I’ll tell you the truth: when I first saw a link to this study, I was intrigued. But by the time I read the whole way through it, and came to my “we’re still kinda sorta born this way” conclusion, I felt a little disappointed.
This past year, I’ve danced my heart out to Gaga’s hit tune during several different weddings, including my own, and it’s felt like an empowering experience each time. Yet that really had more to do with the fact that every other person in the room knew it was a song about being gay, and no one cared. They were all dancing, too. And the power “Born This Way” could hold for religious youth out there, to hear that “God makes no mistakes,” (an idea which is often hard to swallow, especially in light of recent events, but which works well here), continues to move me.
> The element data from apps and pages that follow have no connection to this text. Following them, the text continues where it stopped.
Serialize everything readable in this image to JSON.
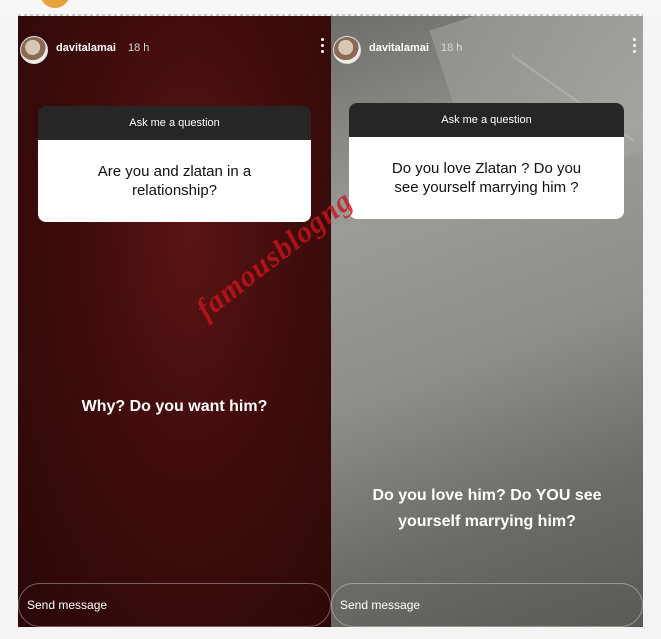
{
  "stories": [
    {
      "username": "davitalamai",
      "time": "18 h",
      "question_sticker_title": "Ask me a question",
      "question": "Are you and zlatan in a relationship?",
      "answer": "Why? Do you want him?",
      "send_placeholder": "Send message"
    },
    {
      "username": "davitalamai",
      "time": "18 h",
      "question_sticker_title": "Ask me a question",
      "question": "Do you love Zlatan ? Do you see yourself marrying him ?",
      "answer": "Do you love him? Do YOU see yourself marrying him?",
      "send_placeholder": "Send message"
    }
  ],
  "watermark": "famousblogng",
  "colors": {
    "left_background": "#3f0c0c",
    "right_background": "#8e8e88",
    "watermark": "#c8141e",
    "sticker_header": "#262626"
  },
  "icons": [
    "avatar",
    "more-options-icon"
  ]
}
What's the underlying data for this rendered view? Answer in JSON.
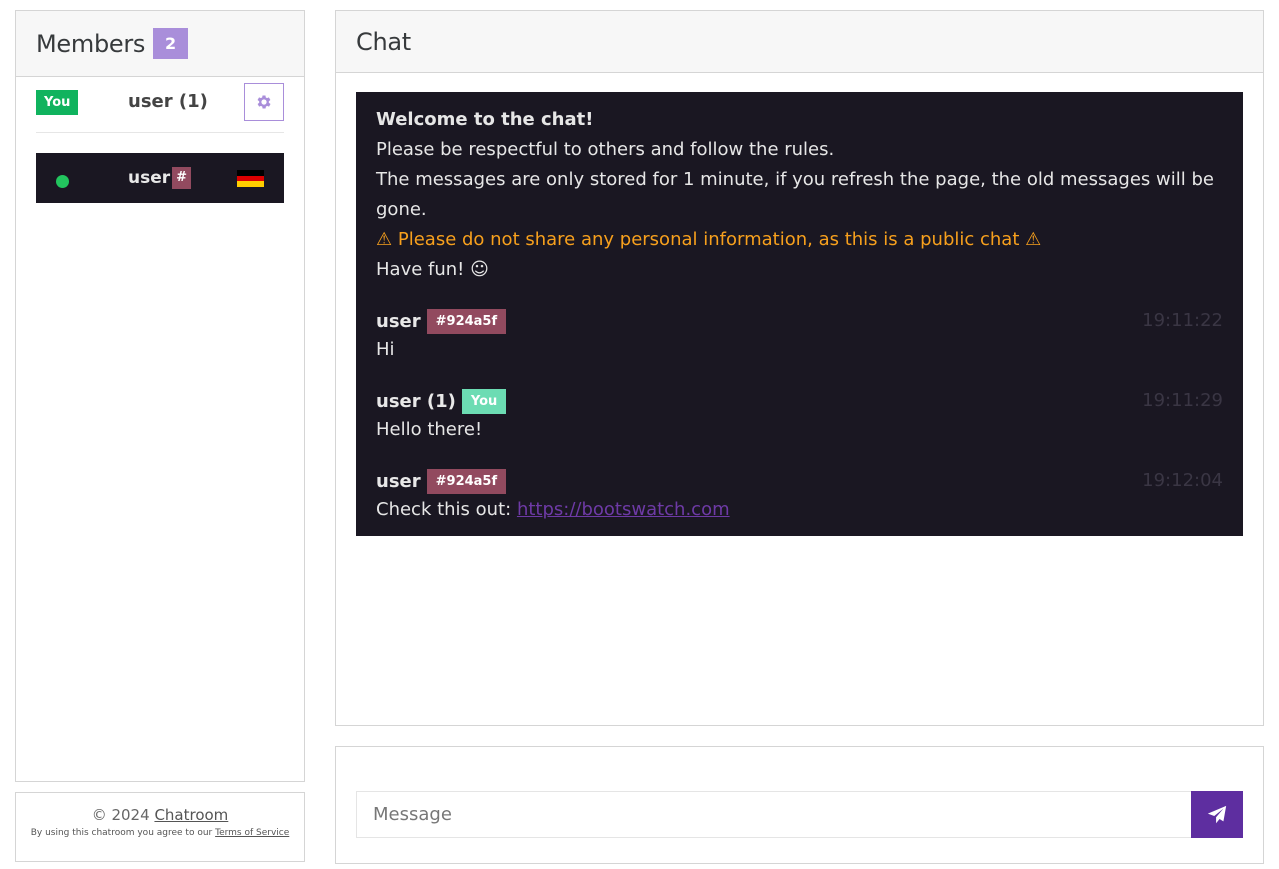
{
  "members": {
    "title": "Members",
    "count": "2",
    "self": {
      "badge": "You",
      "name": "user (1)"
    },
    "others": [
      {
        "name": "user",
        "hash": "#"
      }
    ]
  },
  "footer": {
    "copyright": "© 2024",
    "brand": "Chatroom",
    "agree_text": "By using this chatroom you agree to our",
    "tos": "Terms of Service"
  },
  "chat": {
    "title": "Chat",
    "welcome": {
      "title": "Welcome to the chat!",
      "line1": "Please be respectful to others and follow the rules.",
      "line2": "The messages are only stored for 1 minute, if you refresh the page, the old messages will be gone.",
      "warning": "⚠ Please do not share any personal information, as this is a public chat ⚠",
      "line3": "Have fun! ☺"
    },
    "messages": [
      {
        "user": "user",
        "tag": "#924a5f",
        "time": "19:11:22",
        "text": "Hi"
      },
      {
        "user": "user (1)",
        "tag": "You",
        "time": "19:11:29",
        "text": "Hello there!"
      },
      {
        "user": "user",
        "tag": "#924a5f",
        "time": "19:12:04",
        "text_prefix": "Check this out:",
        "link": "https://bootswatch.com"
      }
    ]
  },
  "composer": {
    "placeholder": "Message"
  },
  "colors": {
    "accent": "#a98eda",
    "send": "#5e2ea0",
    "chat_bg": "#1a1722",
    "hash_badge": "#924a5f",
    "you_badge_green": "#10b35e",
    "you_badge_teal": "#6cdcb3",
    "warning": "#f7a01d"
  },
  "icons": {
    "settings": "gear-icon",
    "send": "paper-plane-icon",
    "flag": "germany-flag-icon",
    "online": "online-dot-icon"
  }
}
But the song that actually speaks to me the most, that I really danced the hardest to at my wedding, was “Hair.” When Gaga sings, “I’ve had enough, this is my prayer, that I’ll die living just as free as my hair,” I have a hard time not inexplicably choking up every single time I hear it. There is something so perfect about it for me: it may seem silly, a thing like hair, but it’s something that she’s free to mold as she pleases, something that allows her to feel like herself, something that makes her happy and alive and right. It’s different; it’s bold—if she wants it to be; it’s always hers, and she clearly views it as something to be celebrated. What if sexuality was viewed more like that?
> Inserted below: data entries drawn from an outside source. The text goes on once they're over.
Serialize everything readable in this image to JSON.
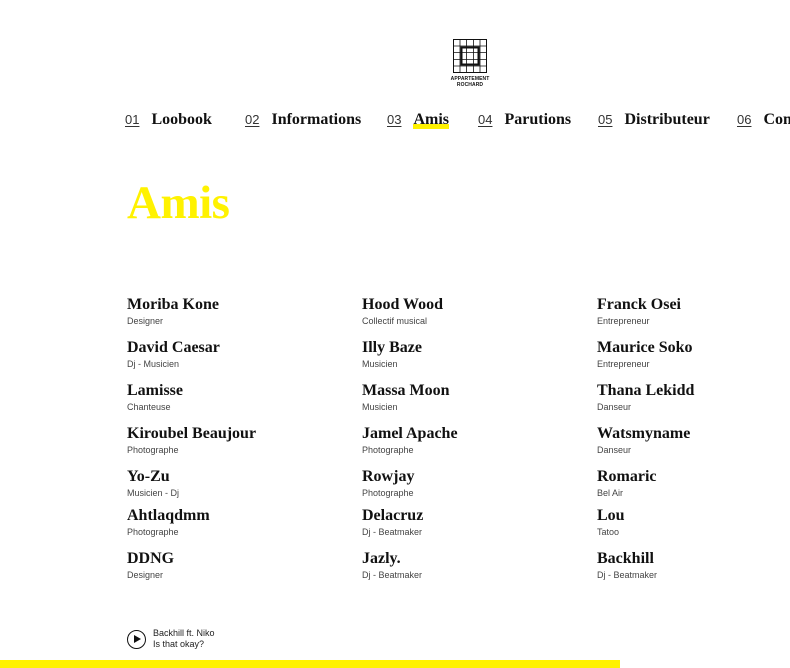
{
  "logo": {
    "line1": "APPARTEMENT",
    "line2": "ROCHARD"
  },
  "nav": [
    {
      "num": "01",
      "label": "Loobook",
      "active": false
    },
    {
      "num": "02",
      "label": "Informations",
      "active": false
    },
    {
      "num": "03",
      "label": "Amis",
      "active": true
    },
    {
      "num": "04",
      "label": "Parutions",
      "active": false
    },
    {
      "num": "05",
      "label": "Distributeur",
      "active": false
    },
    {
      "num": "06",
      "label": "Con",
      "active": false
    }
  ],
  "page_title": "Amis",
  "friends": {
    "col1": [
      {
        "name": "Moriba Kone",
        "role": "Designer"
      },
      {
        "name": "David Caesar",
        "role": "Dj - Musicien"
      },
      {
        "name": "Lamisse",
        "role": "Chanteuse"
      },
      {
        "name": "Kiroubel Beaujour",
        "role": "Photographe"
      },
      {
        "name": "Yo-Zu",
        "role": "Musicien - Dj"
      },
      {
        "name": "Ahtlaqdmm",
        "role": "Photographe"
      },
      {
        "name": "DDNG",
        "role": "Designer"
      }
    ],
    "col2": [
      {
        "name": "Hood Wood",
        "role": "Collectif musical"
      },
      {
        "name": "Illy Baze",
        "role": "Musicien"
      },
      {
        "name": "Massa Moon",
        "role": "Musicien"
      },
      {
        "name": "Jamel Apache",
        "role": "Photographe"
      },
      {
        "name": "Rowjay",
        "role": "Photographe"
      },
      {
        "name": "Delacruz",
        "role": "Dj - Beatmaker"
      },
      {
        "name": "Jazly.",
        "role": "Dj - Beatmaker"
      }
    ],
    "col3": [
      {
        "name": "Franck Osei",
        "role": "Entrepreneur"
      },
      {
        "name": "Maurice Soko",
        "role": "Entrepreneur"
      },
      {
        "name": "Thana Lekidd",
        "role": "Danseur"
      },
      {
        "name": "Watsmyname",
        "role": "Danseur"
      },
      {
        "name": "Romaric",
        "role": "Bel Air"
      },
      {
        "name": "Lou",
        "role": "Tatoo"
      },
      {
        "name": "Backhill",
        "role": "Dj - Beatmaker"
      }
    ]
  },
  "player": {
    "track_title": "Backhill ft. Niko",
    "track_subtitle": "Is that okay?",
    "play_icon": "play-icon",
    "progress": 0.785
  },
  "colors": {
    "accent": "#fff200",
    "text": "#111111"
  }
}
It’s nice to have science back us up, if only to have as a defense against those relatives and political foes who won’t accept us any other way. As in, FINE, if genes (or epigenes, or whatever) say you were actually made this way, I guess you shouldn’t die in a fiery pit for your evil choices. Or like, you should still die in a fiery pit, but I guess you can’t help your evil. I’ll “tolerate” you. So, sure, yay epigenes.
Yet clinging to science and genes alone still makes it seem like it’s something that can’t be helped, and accordingly, it becomes easy to jump to the conclusion that no one would CHOOSE to be gay. Generations of well-intentioned parents and loved ones have implored to us and to themselves: why would you CHOOSE to make life harder? To be discriminated against? To be “different”? Because in the end, everybody does want to be safe, to be happy and loved.
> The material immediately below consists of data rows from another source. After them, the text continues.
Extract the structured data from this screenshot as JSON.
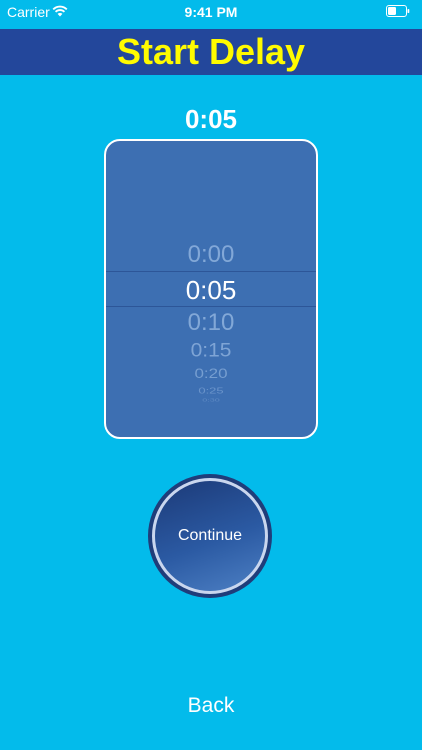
{
  "status_bar": {
    "carrier": "Carrier",
    "time": "9:41 PM",
    "wifi_icon": "wifi-icon",
    "battery_icon": "battery-icon"
  },
  "header": {
    "title": "Start Delay"
  },
  "picker": {
    "selected_value": "0:05",
    "options": [
      "0:00",
      "0:05",
      "0:10",
      "0:15",
      "0:20",
      "0:25",
      "0:30"
    ]
  },
  "actions": {
    "continue_label": "Continue",
    "back_label": "Back"
  },
  "colors": {
    "background": "#03bbeb",
    "header_bar": "#23479b",
    "title_text": "#fffb00",
    "picker_background": "#3d6fb2"
  }
}
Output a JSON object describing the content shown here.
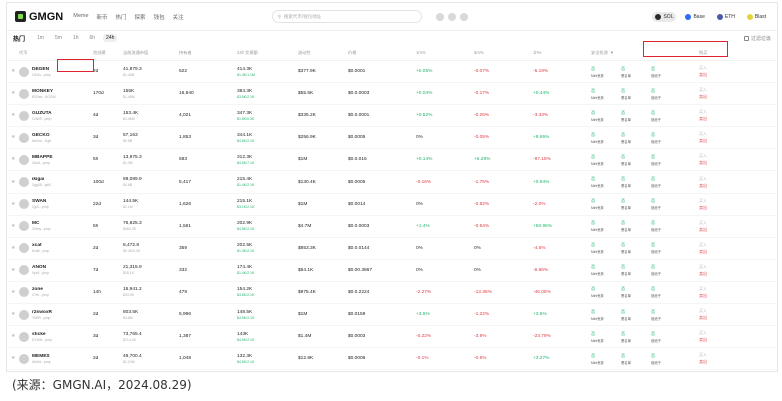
{
  "topbar": {
    "logo": "GMGN",
    "nav": [
      "Meme",
      "新币",
      "热门",
      "探索",
      "钱包",
      "关注"
    ],
    "search_placeholder": "搜索代币/钱包地址",
    "chains": [
      {
        "name": "SOL",
        "color": "#2b2b2b",
        "active": true
      },
      {
        "name": "Base",
        "color": "#2f6bf6",
        "active": false
      },
      {
        "name": "ETH",
        "color": "#4b5aa8",
        "active": false
      },
      {
        "name": "Blast",
        "color": "#e5d33a",
        "active": false
      }
    ]
  },
  "subbar": {
    "title": "热门",
    "timeframes": [
      "1m",
      "5m",
      "1h",
      "6h",
      "24h"
    ],
    "active_timeframe": "24h",
    "right_label": "过滤垃圾"
  },
  "headers": {
    "token": "代币",
    "age": "池创建",
    "cap": "当前流通市值",
    "holders": "持有者",
    "vol": "24h 交易额",
    "liq": "流动性",
    "price": "价格",
    "ch1": "1m%",
    "ch2": "5m%",
    "ch3": "1h%",
    "audit": "安全检测",
    "buy": "购买"
  },
  "rows": [
    {
      "name": "DEGEN",
      "sub": "C6Gu...pmp",
      "age": "2d",
      "cap": "41,879.3",
      "cap2": "$1.46B",
      "holders": "522",
      "vol": "414.3K",
      "vol2": "$1.4K/1.1M",
      "liq": "$377.9K",
      "price": "$0.0001",
      "ch1": "+0.05%",
      "ch2": "-0.07%",
      "ch3": "-5.19%",
      "ch1c": "up",
      "ch2c": "down",
      "ch3c": "down"
    },
    {
      "name": "MONKEY",
      "sub": "B2Ses...9GGM",
      "age": "170d",
      "cap": "155K",
      "cap2": "$1.48M",
      "holders": "16,940",
      "vol": "384.3K",
      "vol2": "$3.5K/2.1K",
      "liq": "$55.5K",
      "price": "$0.0.0003",
      "ch1": "+0.04%",
      "ch2": "-0.17%",
      "ch3": "+0.44%",
      "ch1c": "up",
      "ch2c": "down",
      "ch3c": "up"
    },
    {
      "name": "GUZUTA",
      "sub": "CdWP...pmp",
      "age": "4d",
      "cap": "153.4K",
      "cap2": "$1.46M",
      "holders": "4,021",
      "vol": "347.3K",
      "vol2": "$1.5K/0.3K",
      "liq": "$335.2K",
      "price": "$0.0.0001",
      "ch1": "+0.52%",
      "ch2": "-0.26%",
      "ch3": "-3.33%",
      "ch1c": "up",
      "ch2c": "down",
      "ch3c": "down"
    },
    {
      "name": "GECKO",
      "sub": "6wGm...Kgif",
      "age": "3d",
      "cap": "57,163",
      "cap2": "$0.5B",
      "holders": "1,853",
      "vol": "344.1K",
      "vol2": "$4.6K/2.1K",
      "liq": "$256.9K",
      "price": "$0.0005",
      "ch1": "0%",
      "ch2": "-0.05%",
      "ch3": "+9.65%",
      "ch1c": "flat",
      "ch2c": "down",
      "ch3c": "up"
    },
    {
      "name": "MBAPPE",
      "sub": "2kw4...pmp",
      "age": "5h",
      "cap": "13,975.3",
      "cap2": "$1.3M",
      "holders": "583",
      "vol": "312.3K",
      "vol2": "$4.6K/7.1K",
      "liq": "$1M",
      "price": "$0.0.015",
      "ch1": "+0.14%",
      "ch2": "+6.28%",
      "ch3": "-97.15%",
      "ch1c": "up",
      "ch2c": "up",
      "ch3c": "down"
    },
    {
      "name": "ikigai",
      "sub": "2gg38...gbS",
      "age": "100d",
      "cap": "89,089.9",
      "cap2": "$4.6B",
      "holders": "5,417",
      "vol": "215.4K",
      "vol2": "$1.4K/2.1K",
      "liq": "$130.4K",
      "price": "$0.0005",
      "ch1": "-0.16%",
      "ch2": "-1.75%",
      "ch3": "+0.94%",
      "ch1c": "down",
      "ch2c": "down",
      "ch3c": "up"
    },
    {
      "name": "SWAN",
      "sub": "2jpX...pmp",
      "age": "22d",
      "cap": "144.5K",
      "cap2": "$1.1M",
      "holders": "1,626",
      "vol": "215.1K",
      "vol2": "$3.1K/2.1K",
      "liq": "$1M",
      "price": "$0.0014",
      "ch1": "0%",
      "ch2": "-0.92%",
      "ch3": "-2.0%",
      "ch1c": "flat",
      "ch2c": "down",
      "ch3c": "down"
    },
    {
      "name": "MC",
      "sub": "2Hmy...pmp",
      "age": "5h",
      "cap": "76,825.3",
      "cap2": "$460.3K",
      "holders": "1,561",
      "vol": "202.9K",
      "vol2": "$4.5K/2.1K",
      "liq": "$4.7M",
      "price": "$0.0.0003",
      "ch1": "+1.4%",
      "ch2": "-0.54%",
      "ch3": "+50.95%",
      "ch1c": "up",
      "ch2c": "down",
      "ch3c": "up"
    },
    {
      "name": "xcat",
      "sub": "8xa6...pmp",
      "age": "2d",
      "cap": "8,472.8",
      "cap2": "$0.4K/0.2K",
      "holders": "359",
      "vol": "202.5K",
      "vol2": "$1.3K/2.1K",
      "liq": "$853.3K",
      "price": "$0.0.0144",
      "ch1": "0%",
      "ch2": "0%",
      "ch3": "-4.5%",
      "ch1c": "flat",
      "ch2c": "flat",
      "ch3c": "down"
    },
    {
      "name": "ANON",
      "sub": "9yz4...pmp",
      "age": "7d",
      "cap": "21,315.9",
      "cap2": "$15.1K",
      "holders": "332",
      "vol": "174.4K",
      "vol2": "$1.4K/2.1K",
      "liq": "$54.1K",
      "price": "$0.00.3867",
      "ch1": "0%",
      "ch2": "0%",
      "ch3": "-6.86%",
      "ch1c": "flat",
      "ch2c": "flat",
      "ch3c": "down"
    },
    {
      "name": "zone",
      "sub": "4Trh...pmp",
      "age": "14h",
      "cap": "16,941.2",
      "cap2": "$33.9K",
      "holders": "479",
      "vol": "154.2K",
      "vol2": "$4.6K/2.1K",
      "liq": "$975.4K",
      "price": "$0.0.2224",
      "ch1": "-2.27%",
      "ch2": "-13.35%",
      "ch3": "-46.05%",
      "ch1c": "down",
      "ch2c": "down",
      "ch3c": "down"
    },
    {
      "name": "r2swoxR",
      "sub": "YMfR...pmp",
      "age": "2d",
      "cap": "803.5K",
      "cap2": "$4.8M",
      "holders": "5,996",
      "vol": "148.5K",
      "vol2": "$4.5K/2.1K",
      "liq": "$1M",
      "price": "$0.0159",
      "ch1": "+3.5%",
      "ch2": "-1.22%",
      "ch3": "+3.6%",
      "ch1c": "up",
      "ch2c": "down",
      "ch3c": "up"
    },
    {
      "name": "sticke",
      "sub": "DYMH...pmp",
      "age": "3d",
      "cap": "73,765.4",
      "cap2": "$714.4K",
      "holders": "1,387",
      "vol": "143K",
      "vol2": "$4.5K/2.1K",
      "liq": "$1.4M",
      "price": "$0.0003",
      "ch1": "-0.22%",
      "ch2": "-3.9%",
      "ch3": "-23.79%",
      "ch1c": "down",
      "ch2c": "down",
      "ch3c": "down"
    },
    {
      "name": "MEMES",
      "sub": "Akhfd...pmp",
      "age": "2d",
      "cap": "49,700.4",
      "cap2": "$1.24M",
      "holders": "1,048",
      "vol": "132.3K",
      "vol2": "$4.5K/2.1K",
      "liq": "$12.8K",
      "price": "$0.0006",
      "ch1": "-0.1%",
      "ch2": "-0.6%",
      "ch3": "+3.27%",
      "ch1c": "down",
      "ch2c": "down",
      "ch3c": "up"
    }
  ],
  "audit": {
    "ok": "否",
    "labels": [
      "Mint丢弃",
      "黑名单",
      "烧池子"
    ]
  },
  "buy": {
    "a": "买入",
    "b": "卖出"
  },
  "caption": "(来源：GMGN.AI，2024.08.29)"
}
I’ll admit that I may be biased in my “but why isn’t it JUST OK either way” belief because of my own experience. I liked dudes my whole life until I met my wife, and then I liked her. And after a while of liking her, I realized I really liked a whole lot of other women, too. Yet it never felt like I had been hiding secret desires for ladies my whole life, or like I was having a sudden existential crisis; it simply felt like a new world was opening up to me, adding on to the world I knew before. And it was exciting! And fun! Something, like Gaga’s hair, to celebrate. And maybe my mom did have epi-marks in her womb that pre-destined me to fall in love with my wife, that just weren’t taken advantage of in my youth in a small conservative town. I know there are many other people who know they are gay from the first time they can grasp conscious thought, whose epi-marks were maybe stronger (or weaker, however it works) than mine. That’s great too! But maybe I also fell in love with my wife just ‘cause I wanted to.
And when it comes to how we treat each other, it really shouldn’t matter either way. Should we be able to marry each other because we are predisposed to who we love biologically the same way straight people are? Maybe. Or maybe we should be able to marry who we want because we literally should just marry who we want.
I’ll keep following the science, because scientists are cool and facts are great and the world is fascinating. But I’ll follow it for that alone: science. Not for excuses or reasons. Because you don’t need a reason to be as fabulous as we all are.